Dataset rows describing interfaces

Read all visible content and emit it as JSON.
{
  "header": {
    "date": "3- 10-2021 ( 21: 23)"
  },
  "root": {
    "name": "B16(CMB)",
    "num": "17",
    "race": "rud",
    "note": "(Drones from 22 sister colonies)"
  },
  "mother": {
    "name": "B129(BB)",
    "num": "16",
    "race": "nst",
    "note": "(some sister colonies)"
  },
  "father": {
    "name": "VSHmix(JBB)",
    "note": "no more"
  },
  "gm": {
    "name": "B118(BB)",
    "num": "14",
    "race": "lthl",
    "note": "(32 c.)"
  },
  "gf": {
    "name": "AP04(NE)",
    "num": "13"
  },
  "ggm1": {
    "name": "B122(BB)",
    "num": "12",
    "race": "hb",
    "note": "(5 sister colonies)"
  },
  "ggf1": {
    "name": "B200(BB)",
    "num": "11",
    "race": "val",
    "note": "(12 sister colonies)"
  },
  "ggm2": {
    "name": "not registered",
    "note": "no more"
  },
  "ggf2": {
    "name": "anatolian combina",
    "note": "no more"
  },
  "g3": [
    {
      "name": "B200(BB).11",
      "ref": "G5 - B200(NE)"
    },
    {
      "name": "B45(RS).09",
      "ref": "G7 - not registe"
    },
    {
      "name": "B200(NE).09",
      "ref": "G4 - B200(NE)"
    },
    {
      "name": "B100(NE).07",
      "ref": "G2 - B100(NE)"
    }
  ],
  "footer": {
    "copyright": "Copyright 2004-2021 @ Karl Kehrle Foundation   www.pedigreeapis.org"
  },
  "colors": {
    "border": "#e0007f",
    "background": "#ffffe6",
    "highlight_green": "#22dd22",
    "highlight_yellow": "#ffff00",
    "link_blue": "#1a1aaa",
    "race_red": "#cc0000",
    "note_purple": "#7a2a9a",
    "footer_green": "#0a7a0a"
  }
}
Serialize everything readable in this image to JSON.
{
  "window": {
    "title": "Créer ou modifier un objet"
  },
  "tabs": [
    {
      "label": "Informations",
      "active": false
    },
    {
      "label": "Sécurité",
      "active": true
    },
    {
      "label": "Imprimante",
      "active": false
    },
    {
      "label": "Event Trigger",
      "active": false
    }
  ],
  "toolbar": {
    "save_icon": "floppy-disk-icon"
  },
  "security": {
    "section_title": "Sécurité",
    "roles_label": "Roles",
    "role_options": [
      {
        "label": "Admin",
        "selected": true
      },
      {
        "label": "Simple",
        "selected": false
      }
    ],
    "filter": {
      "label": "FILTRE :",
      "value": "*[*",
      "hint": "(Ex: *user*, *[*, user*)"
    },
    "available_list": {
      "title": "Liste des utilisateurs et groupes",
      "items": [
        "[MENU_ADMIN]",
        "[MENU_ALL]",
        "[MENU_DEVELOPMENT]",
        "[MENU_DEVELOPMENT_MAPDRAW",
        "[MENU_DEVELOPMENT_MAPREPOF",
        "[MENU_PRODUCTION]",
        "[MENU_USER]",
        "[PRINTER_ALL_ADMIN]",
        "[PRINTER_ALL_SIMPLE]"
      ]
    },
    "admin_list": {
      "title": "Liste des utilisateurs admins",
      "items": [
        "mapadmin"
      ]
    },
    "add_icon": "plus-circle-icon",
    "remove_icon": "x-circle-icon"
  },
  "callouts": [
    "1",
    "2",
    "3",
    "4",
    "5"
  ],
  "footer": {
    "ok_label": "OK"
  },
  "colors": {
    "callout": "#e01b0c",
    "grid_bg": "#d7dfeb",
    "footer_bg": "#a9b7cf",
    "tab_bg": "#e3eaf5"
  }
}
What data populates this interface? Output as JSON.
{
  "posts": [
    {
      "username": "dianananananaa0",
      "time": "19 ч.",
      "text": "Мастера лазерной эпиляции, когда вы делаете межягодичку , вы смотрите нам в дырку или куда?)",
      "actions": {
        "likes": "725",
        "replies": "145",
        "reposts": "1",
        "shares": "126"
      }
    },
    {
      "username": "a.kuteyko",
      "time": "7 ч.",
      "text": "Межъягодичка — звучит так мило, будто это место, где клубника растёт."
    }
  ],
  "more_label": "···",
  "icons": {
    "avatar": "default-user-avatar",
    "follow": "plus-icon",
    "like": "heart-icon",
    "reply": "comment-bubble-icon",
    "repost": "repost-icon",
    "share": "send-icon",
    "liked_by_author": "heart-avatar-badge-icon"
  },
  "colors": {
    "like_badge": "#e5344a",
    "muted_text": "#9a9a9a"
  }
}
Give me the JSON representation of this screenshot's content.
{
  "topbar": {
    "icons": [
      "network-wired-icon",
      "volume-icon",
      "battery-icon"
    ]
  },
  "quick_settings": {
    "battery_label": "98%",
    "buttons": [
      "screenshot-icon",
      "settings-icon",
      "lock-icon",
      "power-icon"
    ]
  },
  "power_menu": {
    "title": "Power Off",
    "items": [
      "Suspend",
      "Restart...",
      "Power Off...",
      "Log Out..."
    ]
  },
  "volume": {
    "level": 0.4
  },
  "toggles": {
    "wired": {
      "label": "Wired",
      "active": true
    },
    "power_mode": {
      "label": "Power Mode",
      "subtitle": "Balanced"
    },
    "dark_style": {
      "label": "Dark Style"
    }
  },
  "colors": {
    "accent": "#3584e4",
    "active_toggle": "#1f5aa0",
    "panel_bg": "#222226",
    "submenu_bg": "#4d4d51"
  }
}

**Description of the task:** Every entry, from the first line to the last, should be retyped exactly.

**Reply:**
Read all visible content and emit it as JSON.
{
  "header": {
    "date": "3- 10-2021 ( 21: 23)"
  },
  "root": {
    "name": "B16(CMB)",
    "num": "17",
    "race": "rud",
    "note": "(Drones from 22 sister colonies)"
  },
  "mother": {
    "name": "B129(BB)",
    "num": "16",
    "race": "nst",
    "note": "(some sister colonies)"
  },
  "father": {
    "name": "VSHmix(JBB)",
    "note": "no more"
  },
  "gm": {
    "name": "B118(BB)",
    "num": "14",
    "race": "lthl",
    "note": "(32 c.)"
  },
  "gf": {
    "name": "AP04(NE)",
    "num": "13"
  },
  "ggm1": {
    "name": "B122(BB)",
    "num": "12",
    "race": "hb",
    "note": "(5 sister colonies)"
  },
  "ggf1": {
    "name": "B200(BB)",
    "num": "11",
    "race": "val",
    "note": "(12 sister colonies)"
  },
  "ggm2": {
    "name": "not registered",
    "note": "no more"
  },
  "ggf2": {
    "name": "anatolian combina",
    "note": "no more"
  },
  "g3": [
    {
      "name": "B200(BB).11",
      "ref": "G5 - B200(NE)"
    },
    {
      "name": "B45(RS).09",
      "ref": "G7 - not registe"
    },
    {
      "name": "B200(NE).09",
      "ref": "G4 - B200(NE)"
    },
    {
      "name": "B100(NE).07",
      "ref": "G2 - B100(NE)"
    }
  ],
  "footer": {
    "copyright": "Copyright 2004-2021 @ Karl Kehrle Foundation   www.pedigreeapis.org"
  },
  "colors": {
    "border": "#e0007f",
    "background": "#ffffe6",
    "highlight_green": "#22dd22",
    "highlight_yellow": "#ffff00",
    "link_blue": "#1a1aaa",
    "race_red": "#cc0000",
    "note_purple": "#7a2a9a",
    "footer_green": "#0a7a0a"
  }
}
Serialize everything readable in this image to JSON.
{
  "window": {
    "title": "Créer ou modifier un objet"
  },
  "tabs": [
    {
      "label": "Informations",
      "active": false
    },
    {
      "label": "Sécurité",
      "active": true
    },
    {
      "label": "Imprimante",
      "active": false
    },
    {
      "label": "Event Trigger",
      "active": false
    }
  ],
  "toolbar": {
    "save_icon": "floppy-disk-icon"
  },
  "security": {
    "section_title": "Sécurité",
    "roles_label": "Roles",
    "role_options": [
      {
        "label": "Admin",
        "selected": true
      },
      {
        "label": "Simple",
        "selected": false
      }
    ],
    "filter": {
      "label": "FILTRE :",
      "value": "*[*",
      "hint": "(Ex: *user*, *[*, user*)"
    },
    "available_list": {
      "title": "Liste des utilisateurs et groupes",
      "items": [
        "[MENU_ADMIN]",
        "[MENU_ALL]",
        "[MENU_DEVELOPMENT]",
        "[MENU_DEVELOPMENT_MAPDRAW",
        "[MENU_DEVELOPMENT_MAPREPOF",
        "[MENU_PRODUCTION]",
        "[MENU_USER]",
        "[PRINTER_ALL_ADMIN]",
        "[PRINTER_ALL_SIMPLE]"
      ]
    },
    "admin_list": {
      "title": "Liste des utilisateurs admins",
      "items": [
        "mapadmin"
      ]
    },
    "add_icon": "plus-circle-icon",
    "remove_icon": "x-circle-icon"
  },
  "callouts": [
    "1",
    "2",
    "3",
    "4",
    "5"
  ],
  "footer": {
    "ok_label": "OK"
  },
  "colors": {
    "callout": "#e01b0c",
    "grid_bg": "#d7dfeb",
    "footer_bg": "#a9b7cf",
    "tab_bg": "#e3eaf5"
  }
}
What data populates this interface? Output as JSON.
{
  "posts": [
    {
      "username": "dianananananaa0",
      "time": "19 ч.",
      "text": "Мастера лазерной эпиляции, когда вы делаете межягодичку , вы смотрите нам в дырку или куда?)",
      "actions": {
        "likes": "725",
        "replies": "145",
        "reposts": "1",
        "shares": "126"
      }
    },
    {
      "username": "a.kuteyko",
      "time": "7 ч.",
      "text": "Межъягодичка — звучит так мило, будто это место, где клубника растёт."
    }
  ],
  "more_label": "···",
  "icons": {
    "avatar": "default-user-avatar",
    "follow": "plus-icon",
    "like": "heart-icon",
    "reply": "comment-bubble-icon",
    "repost": "repost-icon",
    "share": "send-icon",
    "liked_by_author": "heart-avatar-badge-icon"
  },
  "colors": {
    "like_badge": "#e5344a",
    "muted_text": "#9a9a9a"
  }
}
Give me the JSON representation of this screenshot's content.
{
  "topbar": {
    "icons": [
      "network-wired-icon",
      "volume-icon",
      "battery-icon"
    ]
  },
  "quick_settings": {
    "battery_label": "98%",
    "buttons": [
      "screenshot-icon",
      "settings-icon",
      "lock-icon",
      "power-icon"
    ]
  },
  "power_menu": {
    "title": "Power Off",
    "items": [
      "Suspend",
      "Restart...",
      "Power Off...",
      "Log Out..."
    ]
  },
  "volume": {
    "level": 0.4
  },
  "toggles": {
    "wired": {
      "label": "Wired",
      "active": true
    },
    "power_mode": {
      "label": "Power Mode",
      "subtitle": "Balanced"
    },
    "dark_style": {
      "label": "Dark Style"
    }
  },
  "colors": {
    "accent": "#3584e4",
    "active_toggle": "#1f5aa0",
    "panel_bg": "#222226",
    "submenu_bg": "#4d4d51"
  }
}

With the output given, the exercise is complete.